Office of the Auditor General of Canada

02/12/2024 | Press release | Distributed by Public on 02/12/2024 10:10

2024 Reports of the Auditor General of Canada to the Parliament of Canada—Glaring disregard for basic management and contracting practices surrounds the government’s ArriveCAN[...]

Ottawa, 12 February 2024-A report from Auditor General Karen Hogan tabled today in the House of Commons concludes that the Canada Border Services Agency, the Public Health Agency of Canada, and Public Services and Procurement Canada failed to follow good management practices in the contracting, development, and implementation of the ArriveCAN application. The application was created to digitally collect traveler contact and health information when they entered Canada during the COVID-19 pandemic.

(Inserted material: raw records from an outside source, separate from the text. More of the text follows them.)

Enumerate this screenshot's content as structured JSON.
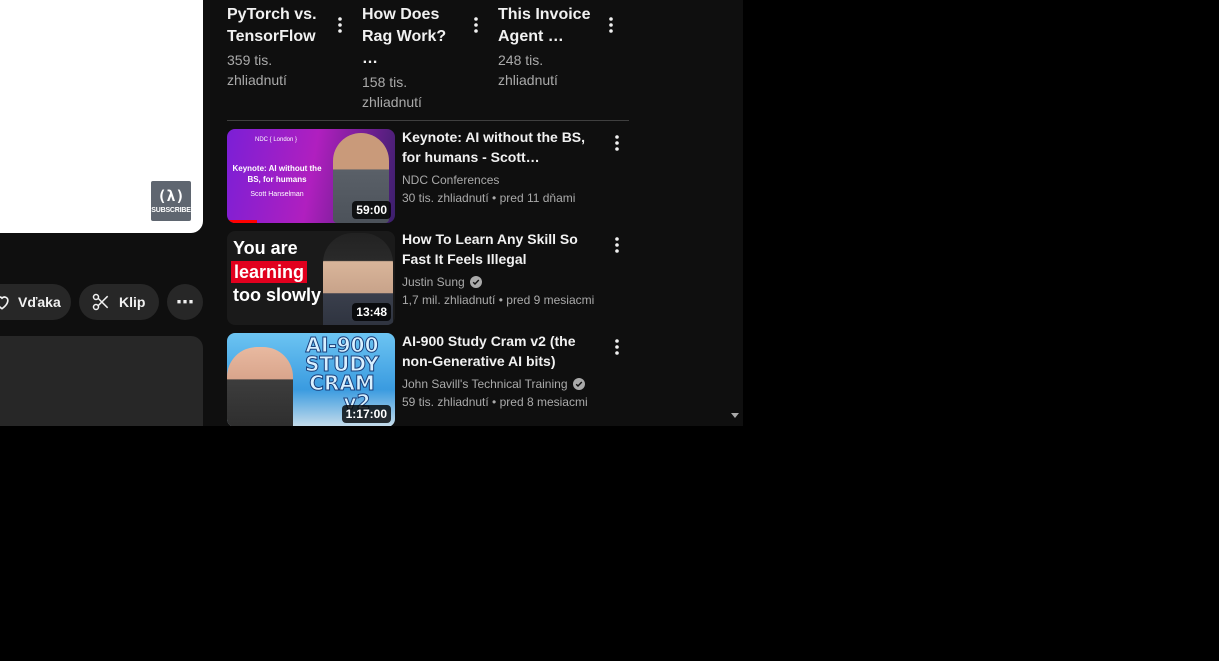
{
  "player": {
    "subscribe_watermark": "SUBSCRIBE",
    "watermark_glyph": "(λ)"
  },
  "actions": {
    "thanks_label": "Vďaka",
    "clip_label": "Klip",
    "more_label": "⋯"
  },
  "shorts": [
    {
      "title": "PyTorch vs. TensorFlow",
      "views": "359 tis. zhliadnutí"
    },
    {
      "title": "How Does Rag Work? …",
      "views": "158 tis. zhliadnutí"
    },
    {
      "title": "This Invoice Agent …",
      "views": "248 tis. zhliadnutí"
    }
  ],
  "videos": [
    {
      "title": "Keynote: AI without the BS, for humans - Scott Hanselman - NDC London",
      "channel": "NDC Conferences",
      "verified": false,
      "views": "30 tis. zhliadnutí",
      "age": "pred 11 dňami",
      "duration": "59:00",
      "thumb": {
        "label": "NDC { London }",
        "headline": "Keynote: AI without the BS, for humans",
        "name": "Scott Hanselman"
      }
    },
    {
      "title": "How To Learn Any Skill So Fast It Feels Illegal",
      "channel": "Justin Sung",
      "verified": true,
      "views": "1,7 mil. zhliadnutí",
      "age": "pred 9 mesiacmi",
      "duration": "13:48",
      "thumb": {
        "line1": "You are",
        "line2": "learning",
        "line3": "too slowly"
      }
    },
    {
      "title": "AI-900 Study Cram v2 (the non-Generative AI bits)",
      "channel": "John Savill's Technical Training",
      "verified": true,
      "views": "59 tis. zhliadnutí",
      "age": "pred 8 mesiacmi",
      "duration": "1:17:00",
      "thumb": {
        "line1": "AI-900",
        "line2": "STUDY",
        "line3": "CRAM",
        "line4": "v2"
      }
    }
  ],
  "colors": {
    "background": "#0f0f0f",
    "pill": "#272727",
    "secondary_text": "#aaaaaa"
  }
}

The audit estimated that the ArriveCAN application cost approximately $59.5 million but emphasized that the exact cost was impossible to calculate because of the Canada Border Services Agency's poor financial record keeping. The agency's decision to continue relying on external resources throughout the application's development, launch and updates, beyond the initial pandemic crisis, increased costs and brings into question the value achieved for money spent.

The lack of documentation and controls extended to contracting practices. The audit found that the Canada Border Services Agency's disregard for policies, controls, and transparency in the contracting process limited opportunities for competition and undermined value for money. There was little documentation to support how and why GC Strategies was awarded the initial ArriveCAN contract through a non-competitive process. Evidence indicated that GC Strategies was involved in setting the requirements that the Canada Border Services Agency later used to tender a competitive contract.

The audit found that Canada Border Services Agency managed contracts poorly, again raising concerns about value for money. Essential information, such as clear deliverables and required qualifications, was missing from contracts. Canada Border Services Agency routinely approved and paid invoices that contained little or no details on the work completed.

"Public servants must always be transparent and accountable to Canadians for their use of public funds", said Ms. Hogan." "Many questions that Parliamentarians and Canadians are asking cannot be answered. The lack of information to support ArriveCAN spending and decisions has compromised accountability."

- 30 -

The 2024 Reports of the Auditor General of Canada, Report 1-ArriveCAN, is available on the Office of the Auditor General of Canada website.

Please visit our Media Room for more information.